┌──

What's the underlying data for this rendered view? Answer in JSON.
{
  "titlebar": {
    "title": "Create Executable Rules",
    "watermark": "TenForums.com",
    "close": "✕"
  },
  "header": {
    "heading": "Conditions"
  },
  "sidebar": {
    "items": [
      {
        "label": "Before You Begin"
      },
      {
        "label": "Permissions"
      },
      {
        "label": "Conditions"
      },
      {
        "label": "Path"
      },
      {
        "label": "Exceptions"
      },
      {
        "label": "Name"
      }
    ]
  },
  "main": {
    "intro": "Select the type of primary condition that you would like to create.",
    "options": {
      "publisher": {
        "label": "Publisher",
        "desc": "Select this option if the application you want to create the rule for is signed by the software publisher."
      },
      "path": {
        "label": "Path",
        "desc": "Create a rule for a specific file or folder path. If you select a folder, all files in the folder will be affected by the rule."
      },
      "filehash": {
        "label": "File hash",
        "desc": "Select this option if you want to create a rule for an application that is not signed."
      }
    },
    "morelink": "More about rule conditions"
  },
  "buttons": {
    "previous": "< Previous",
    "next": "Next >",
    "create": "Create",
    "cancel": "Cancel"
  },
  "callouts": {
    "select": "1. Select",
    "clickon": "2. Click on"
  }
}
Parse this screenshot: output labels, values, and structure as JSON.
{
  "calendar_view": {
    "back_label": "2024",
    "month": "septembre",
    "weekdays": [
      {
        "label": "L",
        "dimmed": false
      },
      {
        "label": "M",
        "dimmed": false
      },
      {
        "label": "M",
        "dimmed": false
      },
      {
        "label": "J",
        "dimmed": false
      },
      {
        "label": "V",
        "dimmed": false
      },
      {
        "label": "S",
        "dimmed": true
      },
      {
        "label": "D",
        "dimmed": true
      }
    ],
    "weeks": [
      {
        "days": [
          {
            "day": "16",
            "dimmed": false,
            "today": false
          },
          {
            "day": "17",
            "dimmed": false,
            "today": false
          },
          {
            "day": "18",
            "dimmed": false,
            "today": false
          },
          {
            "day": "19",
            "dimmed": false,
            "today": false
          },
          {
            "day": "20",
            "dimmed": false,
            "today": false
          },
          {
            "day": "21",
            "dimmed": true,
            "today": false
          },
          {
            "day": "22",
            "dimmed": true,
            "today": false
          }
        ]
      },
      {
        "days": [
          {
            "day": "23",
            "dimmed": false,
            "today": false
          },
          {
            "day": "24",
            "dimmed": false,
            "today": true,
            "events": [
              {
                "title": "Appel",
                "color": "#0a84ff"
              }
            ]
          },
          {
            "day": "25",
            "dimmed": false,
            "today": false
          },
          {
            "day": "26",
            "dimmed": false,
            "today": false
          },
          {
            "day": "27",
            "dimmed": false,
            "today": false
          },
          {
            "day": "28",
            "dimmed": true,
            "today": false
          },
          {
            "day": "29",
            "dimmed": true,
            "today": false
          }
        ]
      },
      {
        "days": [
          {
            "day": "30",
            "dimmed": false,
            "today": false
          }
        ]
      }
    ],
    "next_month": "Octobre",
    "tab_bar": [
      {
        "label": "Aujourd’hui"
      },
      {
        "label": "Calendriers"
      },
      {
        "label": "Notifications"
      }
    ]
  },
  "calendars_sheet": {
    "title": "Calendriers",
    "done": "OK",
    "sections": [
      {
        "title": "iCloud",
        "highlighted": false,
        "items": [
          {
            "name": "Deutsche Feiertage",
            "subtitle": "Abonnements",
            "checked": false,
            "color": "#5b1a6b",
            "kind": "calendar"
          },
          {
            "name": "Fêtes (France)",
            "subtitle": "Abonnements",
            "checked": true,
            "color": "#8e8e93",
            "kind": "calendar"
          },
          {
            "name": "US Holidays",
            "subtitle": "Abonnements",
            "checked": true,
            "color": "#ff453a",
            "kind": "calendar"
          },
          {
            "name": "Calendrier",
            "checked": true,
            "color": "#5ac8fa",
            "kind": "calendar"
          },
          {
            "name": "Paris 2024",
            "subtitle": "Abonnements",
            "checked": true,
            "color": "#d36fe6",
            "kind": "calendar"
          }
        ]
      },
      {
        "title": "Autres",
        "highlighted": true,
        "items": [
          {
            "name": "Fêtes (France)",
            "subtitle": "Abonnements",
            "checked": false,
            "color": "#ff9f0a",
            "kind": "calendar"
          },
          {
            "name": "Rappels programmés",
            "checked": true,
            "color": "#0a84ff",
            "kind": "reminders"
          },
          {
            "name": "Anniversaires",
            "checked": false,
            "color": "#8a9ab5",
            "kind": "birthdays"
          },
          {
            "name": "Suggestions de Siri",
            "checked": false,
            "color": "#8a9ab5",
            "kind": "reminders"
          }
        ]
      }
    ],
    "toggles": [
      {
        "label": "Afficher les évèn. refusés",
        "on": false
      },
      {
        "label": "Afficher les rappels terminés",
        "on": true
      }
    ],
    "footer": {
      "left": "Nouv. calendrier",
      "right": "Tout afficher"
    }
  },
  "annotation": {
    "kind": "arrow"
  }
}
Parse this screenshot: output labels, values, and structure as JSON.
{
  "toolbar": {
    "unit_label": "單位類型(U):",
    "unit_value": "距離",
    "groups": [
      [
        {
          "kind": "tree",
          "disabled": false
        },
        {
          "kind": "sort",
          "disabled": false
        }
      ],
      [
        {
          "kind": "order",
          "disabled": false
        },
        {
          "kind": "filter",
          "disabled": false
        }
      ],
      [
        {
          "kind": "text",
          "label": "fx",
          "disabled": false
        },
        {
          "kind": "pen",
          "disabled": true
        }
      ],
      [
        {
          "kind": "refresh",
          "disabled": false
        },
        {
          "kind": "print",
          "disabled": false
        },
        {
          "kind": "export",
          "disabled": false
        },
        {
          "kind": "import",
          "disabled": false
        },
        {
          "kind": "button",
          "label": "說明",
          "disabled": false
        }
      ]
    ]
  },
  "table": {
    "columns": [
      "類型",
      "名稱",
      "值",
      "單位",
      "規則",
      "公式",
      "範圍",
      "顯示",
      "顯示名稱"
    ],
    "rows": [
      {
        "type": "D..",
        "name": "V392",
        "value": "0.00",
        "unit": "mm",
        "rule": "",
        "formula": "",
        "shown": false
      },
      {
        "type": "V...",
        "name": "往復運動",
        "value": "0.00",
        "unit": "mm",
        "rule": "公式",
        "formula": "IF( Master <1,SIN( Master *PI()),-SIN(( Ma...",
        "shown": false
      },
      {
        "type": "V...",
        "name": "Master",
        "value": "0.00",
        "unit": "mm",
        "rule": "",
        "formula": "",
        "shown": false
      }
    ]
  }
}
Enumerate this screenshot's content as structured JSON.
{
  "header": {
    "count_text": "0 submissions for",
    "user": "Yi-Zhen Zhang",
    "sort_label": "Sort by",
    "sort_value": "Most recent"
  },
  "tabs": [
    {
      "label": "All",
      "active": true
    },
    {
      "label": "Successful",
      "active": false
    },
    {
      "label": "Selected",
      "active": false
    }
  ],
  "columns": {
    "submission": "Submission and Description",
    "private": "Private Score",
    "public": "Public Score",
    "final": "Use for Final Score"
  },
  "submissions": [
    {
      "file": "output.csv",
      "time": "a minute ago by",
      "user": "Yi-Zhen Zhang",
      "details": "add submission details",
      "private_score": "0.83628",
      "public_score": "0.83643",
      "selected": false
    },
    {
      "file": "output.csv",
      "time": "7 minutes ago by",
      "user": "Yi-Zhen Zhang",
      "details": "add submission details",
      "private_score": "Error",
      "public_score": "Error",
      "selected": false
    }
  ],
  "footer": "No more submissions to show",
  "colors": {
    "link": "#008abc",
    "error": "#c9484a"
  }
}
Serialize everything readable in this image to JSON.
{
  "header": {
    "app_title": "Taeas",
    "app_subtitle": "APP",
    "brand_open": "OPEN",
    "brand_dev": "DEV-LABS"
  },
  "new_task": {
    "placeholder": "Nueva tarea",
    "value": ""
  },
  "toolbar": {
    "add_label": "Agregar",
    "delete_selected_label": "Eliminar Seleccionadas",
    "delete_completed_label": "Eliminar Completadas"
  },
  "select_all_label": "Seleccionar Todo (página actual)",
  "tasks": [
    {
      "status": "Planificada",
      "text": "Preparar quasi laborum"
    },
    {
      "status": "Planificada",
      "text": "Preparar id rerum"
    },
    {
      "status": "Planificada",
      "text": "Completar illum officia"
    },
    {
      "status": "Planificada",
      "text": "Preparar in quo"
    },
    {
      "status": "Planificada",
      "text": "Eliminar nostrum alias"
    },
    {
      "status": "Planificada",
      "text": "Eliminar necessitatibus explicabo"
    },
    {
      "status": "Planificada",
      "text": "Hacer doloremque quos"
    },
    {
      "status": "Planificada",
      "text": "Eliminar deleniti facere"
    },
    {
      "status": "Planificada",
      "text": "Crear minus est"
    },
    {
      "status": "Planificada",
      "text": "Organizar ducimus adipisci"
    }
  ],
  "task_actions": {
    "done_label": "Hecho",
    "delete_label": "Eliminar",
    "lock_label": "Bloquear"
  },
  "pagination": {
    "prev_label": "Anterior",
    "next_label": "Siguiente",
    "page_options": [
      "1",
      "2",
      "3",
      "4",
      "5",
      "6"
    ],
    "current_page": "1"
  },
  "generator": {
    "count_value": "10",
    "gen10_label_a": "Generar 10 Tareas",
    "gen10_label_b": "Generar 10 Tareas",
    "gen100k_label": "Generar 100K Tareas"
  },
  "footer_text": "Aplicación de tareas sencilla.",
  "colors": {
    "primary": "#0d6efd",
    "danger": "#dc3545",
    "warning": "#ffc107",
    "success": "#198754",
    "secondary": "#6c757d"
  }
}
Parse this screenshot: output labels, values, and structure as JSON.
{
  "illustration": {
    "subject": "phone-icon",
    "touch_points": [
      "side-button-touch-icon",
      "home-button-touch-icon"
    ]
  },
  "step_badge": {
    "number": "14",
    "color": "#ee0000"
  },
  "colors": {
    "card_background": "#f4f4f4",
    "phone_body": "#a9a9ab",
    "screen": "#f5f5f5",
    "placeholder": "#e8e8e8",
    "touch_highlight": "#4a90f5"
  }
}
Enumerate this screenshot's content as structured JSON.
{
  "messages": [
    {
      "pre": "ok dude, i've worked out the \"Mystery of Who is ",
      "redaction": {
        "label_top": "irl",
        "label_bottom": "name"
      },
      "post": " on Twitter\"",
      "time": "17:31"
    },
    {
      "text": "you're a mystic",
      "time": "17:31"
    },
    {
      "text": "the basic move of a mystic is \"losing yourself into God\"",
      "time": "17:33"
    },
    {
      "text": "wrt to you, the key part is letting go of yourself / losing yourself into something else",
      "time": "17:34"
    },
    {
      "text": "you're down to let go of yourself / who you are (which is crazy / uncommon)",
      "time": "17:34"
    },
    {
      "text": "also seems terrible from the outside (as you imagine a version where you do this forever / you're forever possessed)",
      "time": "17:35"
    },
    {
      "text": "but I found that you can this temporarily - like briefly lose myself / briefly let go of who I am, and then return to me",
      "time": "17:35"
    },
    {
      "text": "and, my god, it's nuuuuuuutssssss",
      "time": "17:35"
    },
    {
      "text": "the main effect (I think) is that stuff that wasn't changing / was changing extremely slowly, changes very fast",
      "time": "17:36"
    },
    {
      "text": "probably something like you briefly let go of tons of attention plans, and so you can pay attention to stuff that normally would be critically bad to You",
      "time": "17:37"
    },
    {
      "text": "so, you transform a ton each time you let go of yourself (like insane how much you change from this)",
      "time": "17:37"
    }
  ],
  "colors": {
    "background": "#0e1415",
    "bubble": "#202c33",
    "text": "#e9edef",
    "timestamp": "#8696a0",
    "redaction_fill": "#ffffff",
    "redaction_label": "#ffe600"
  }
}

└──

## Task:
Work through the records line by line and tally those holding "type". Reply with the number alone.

## Reply to the exercise:
4